ATF fire investigator John Gamboa stressed that pending tests "may never pinpoint exactly where or why [the electrical wiring] failed."
About 500 people were still in the building when the 29th floor began to fill with smoke shortly before 6:25 p.m. on that Monday.
Once the fire ignited above the ceiling, the tiles became unhinged and flapped open, dropping burning debris onto the floor of the bank's corporate trust sales office, Martin said.
Shortly after escaping, LaSalle employee Susan Keizer said she had been working late, walked around a corner and saw flames leaping from a table with gift baskets on it.
On Tuesday, fire officials said they believed the table caught fire after burning debris dropped from the ceiling.
The ATF's electrical engineer decided the problem was in the wiring in the ceiling above the table, Martin said.
In the LaSalle Bank fire, the Fire Department used some of the lessons learned in the 69 W. Washington fire, which killed six Cook County employees who became trapped in smoky stairwells.
Although several people suffered smoke inhalation in the LaSalle Bank fire, everyone survived, and Trotter credited a new system of searching the smoky floors with special rescue teams.
Another lesson the department learned after the LaSalle Bank fire is to set up a better system of identifying injured fire and rescue personnel, Trotter said.
The Fire Department plans to issue dog tags to firefighters to identify and account for them more easily during crises.
Another reform the department plans to undertake is to restructure the way it deploys command vans throughout the city, so they can be moved into position more quickly to help fight major fires.
Trotter commended the bravery of firefighters who rescued dozens of people from the high floors of the building.
To demonstrate the performance of rescuers, officials played a selection of 911 calls from people trapped on the upper floors.
As flames leaped from the windows and smoke rolled into the sky, several people holed up in their offices and waited for help. They called 911 on cell phones, and fire officials talked them through the ordeal.
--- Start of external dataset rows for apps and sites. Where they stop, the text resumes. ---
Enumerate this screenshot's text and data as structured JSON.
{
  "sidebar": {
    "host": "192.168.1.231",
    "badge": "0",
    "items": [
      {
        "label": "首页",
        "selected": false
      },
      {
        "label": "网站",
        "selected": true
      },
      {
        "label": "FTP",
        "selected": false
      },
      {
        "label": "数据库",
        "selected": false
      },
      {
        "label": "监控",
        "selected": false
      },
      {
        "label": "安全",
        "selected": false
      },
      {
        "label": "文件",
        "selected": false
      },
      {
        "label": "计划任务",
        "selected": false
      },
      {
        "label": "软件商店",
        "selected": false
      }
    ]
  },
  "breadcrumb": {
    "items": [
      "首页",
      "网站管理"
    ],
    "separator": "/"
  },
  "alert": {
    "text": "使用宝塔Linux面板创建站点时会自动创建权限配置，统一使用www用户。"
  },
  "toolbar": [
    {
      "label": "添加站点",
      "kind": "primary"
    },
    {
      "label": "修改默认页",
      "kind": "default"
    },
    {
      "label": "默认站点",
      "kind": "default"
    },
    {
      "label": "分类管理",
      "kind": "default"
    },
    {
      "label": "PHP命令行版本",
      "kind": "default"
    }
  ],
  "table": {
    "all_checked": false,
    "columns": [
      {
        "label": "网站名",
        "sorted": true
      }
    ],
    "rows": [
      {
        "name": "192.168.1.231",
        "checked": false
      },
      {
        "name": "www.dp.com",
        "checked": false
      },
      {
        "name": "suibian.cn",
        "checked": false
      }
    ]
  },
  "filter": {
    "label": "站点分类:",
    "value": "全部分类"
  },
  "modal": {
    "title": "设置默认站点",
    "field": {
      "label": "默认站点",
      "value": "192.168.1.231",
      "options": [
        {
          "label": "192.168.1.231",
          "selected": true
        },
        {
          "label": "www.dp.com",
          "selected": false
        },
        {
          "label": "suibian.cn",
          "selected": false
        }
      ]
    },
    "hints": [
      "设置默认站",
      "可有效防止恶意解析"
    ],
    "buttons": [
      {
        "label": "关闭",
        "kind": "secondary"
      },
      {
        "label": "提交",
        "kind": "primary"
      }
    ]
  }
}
One man called from the 30th floor and said he was alone and the smoke was too thick for him to make it out.
"Do you think you can leave, or are you trapped?" the unidentified fire official on the recording asked.
"I'm trapped. There's so much smoke," said the man, who added that he had torn down a curtain and rolled it up by the door to keep the smoke out.
The fire official stayed on the line with the man, trying to give him updates about how close rescuers were, although there was not much specific information to share. He told the man to stay by the window, breathing outside air.
"I think I'm OK," the trapped man said.
"I know you're going to be OK," the official said. "It's just a scary thing if you haven't dealt with anything like this before."
The trapped man then urged fire officials to rescue more desperate people first. But in a later phone call, he said he still had not been rescued and feared he was running out of air.
"I've already given my location about 20 minutes ago. I need help," he said. "I thought I was OK, but the smoke is so thick I can barely breathe."
Ron Huberman, executive director of the Office of Emergency Management and Communications, said that less than 20 minutes had passed, but he could not say how long the man was trapped before being rescued.
At Tuesday's news conference, city officials reiterated their praise for the fire-drill training of bank employees.
LaSalle has an extensive fire response program that its building manager developed with the Fire Department, bank spokesman Shawn Platt said.
Each floor has employees assigned different tasks to perform when the fire alarm sounds, Platt said. In addition to a floor warden, there are workers whose tasks include checking the stairwell, offices and bathrooms to ensure everyone knows of the alarm and can leave the building.
Twice a year, "our fire safety team runs through drills, and then we have a buildingwide drill about a week later," Platt said. "Fortunately, our last one was in late October, so everything was still pretty fresh in everyone's mind."Copyright © 2014, Los Angeles Times